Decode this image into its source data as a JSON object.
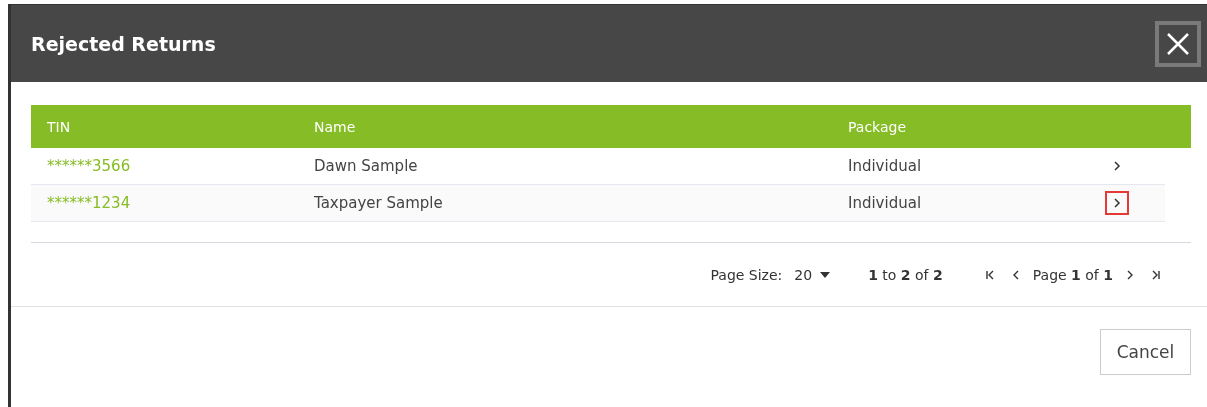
{
  "dialog": {
    "title": "Rejected Returns"
  },
  "table": {
    "columns": [
      "TIN",
      "Name",
      "Package"
    ],
    "rows": [
      {
        "tin": "******3566",
        "name": "Dawn Sample",
        "package": "Individual",
        "highlighted": false
      },
      {
        "tin": "******1234",
        "name": "Taxpayer Sample",
        "package": "Individual",
        "highlighted": true
      }
    ]
  },
  "pagination": {
    "page_size_label": "Page Size:",
    "page_size": "20",
    "range": "**1** to **2** of **2**",
    "page": "Page **1** of **1**"
  },
  "buttons": [
    "Cancel"
  ]
}
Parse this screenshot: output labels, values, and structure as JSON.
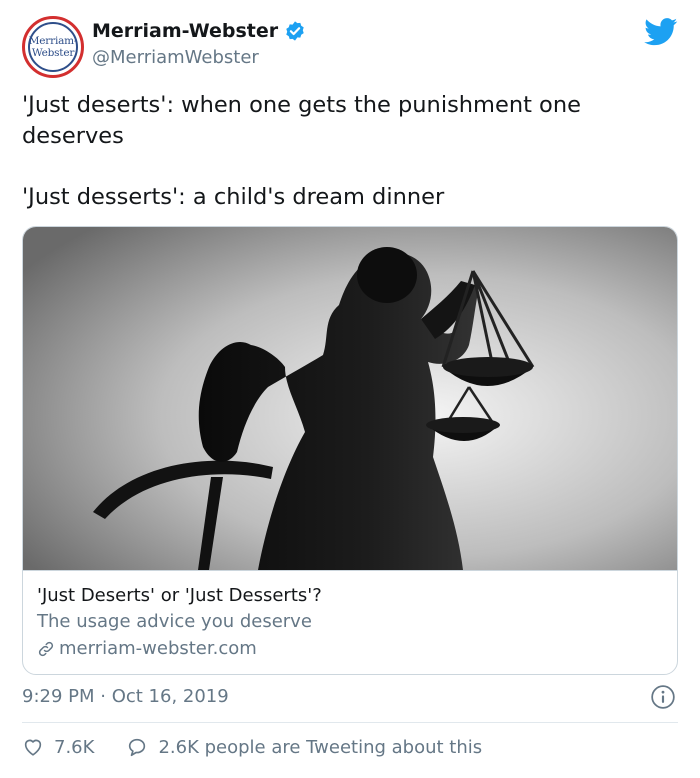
{
  "author": {
    "display_name": "Merriam-Webster",
    "handle": "@MerriamWebster",
    "avatar_line1": "Merriam-",
    "avatar_line2": "Webster",
    "verified": true
  },
  "tweet": {
    "paragraph1": "'Just deserts': when one gets the punishment one deserves",
    "paragraph2": "'Just desserts': a child's dream dinner"
  },
  "card": {
    "image_subject": "silhouette of Lady Justice statue holding scales",
    "title": "'Just Deserts' or 'Just Desserts'?",
    "description": "The usage advice you deserve",
    "domain": "merriam-webster.com"
  },
  "meta": {
    "timestamp": "9:29 PM · Oct 16, 2019"
  },
  "actions": {
    "likes": "7.6K",
    "tweeting": "2.6K people are Tweeting about this"
  },
  "colors": {
    "twitter_blue": "#1da1f2",
    "text_primary": "#14171a",
    "text_secondary": "#657786",
    "border": "#ccd6dd"
  },
  "icons": [
    "verified-badge-icon",
    "twitter-bird-icon",
    "link-icon",
    "info-icon",
    "heart-icon",
    "speech-bubble-icon"
  ]
}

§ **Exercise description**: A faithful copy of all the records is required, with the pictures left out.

§ **Answer below**:
Decode this image into its source data as a JSON object.
{
  "dialog": {
    "title": "Rejected Returns"
  },
  "table": {
    "columns": [
      "TIN",
      "Name",
      "Package"
    ],
    "rows": [
      {
        "tin": "******3566",
        "name": "Dawn Sample",
        "package": "Individual",
        "highlighted": false
      },
      {
        "tin": "******1234",
        "name": "Taxpayer Sample",
        "package": "Individual",
        "highlighted": true
      }
    ]
  },
  "pagination": {
    "page_size_label": "Page Size:",
    "page_size": "20",
    "range": "**1** to **2** of **2**",
    "page": "Page **1** of **1**"
  },
  "buttons": [
    "Cancel"
  ]
}
Parse this screenshot: output labels, values, and structure as JSON.
{
  "author": {
    "display_name": "Merriam-Webster",
    "handle": "@MerriamWebster",
    "avatar_line1": "Merriam-",
    "avatar_line2": "Webster",
    "verified": true
  },
  "tweet": {
    "paragraph1": "'Just deserts': when one gets the punishment one deserves",
    "paragraph2": "'Just desserts': a child's dream dinner"
  },
  "card": {
    "image_subject": "silhouette of Lady Justice statue holding scales",
    "title": "'Just Deserts' or 'Just Desserts'?",
    "description": "The usage advice you deserve",
    "domain": "merriam-webster.com"
  },
  "meta": {
    "timestamp": "9:29 PM · Oct 16, 2019"
  },
  "actions": {
    "likes": "7.6K",
    "tweeting": "2.6K people are Tweeting about this"
  },
  "colors": {
    "twitter_blue": "#1da1f2",
    "text_primary": "#14171a",
    "text_secondary": "#657786",
    "border": "#ccd6dd"
  },
  "icons": [
    "verified-badge-icon",
    "twitter-bird-icon",
    "link-icon",
    "info-icon",
    "heart-icon",
    "speech-bubble-icon"
  ]
}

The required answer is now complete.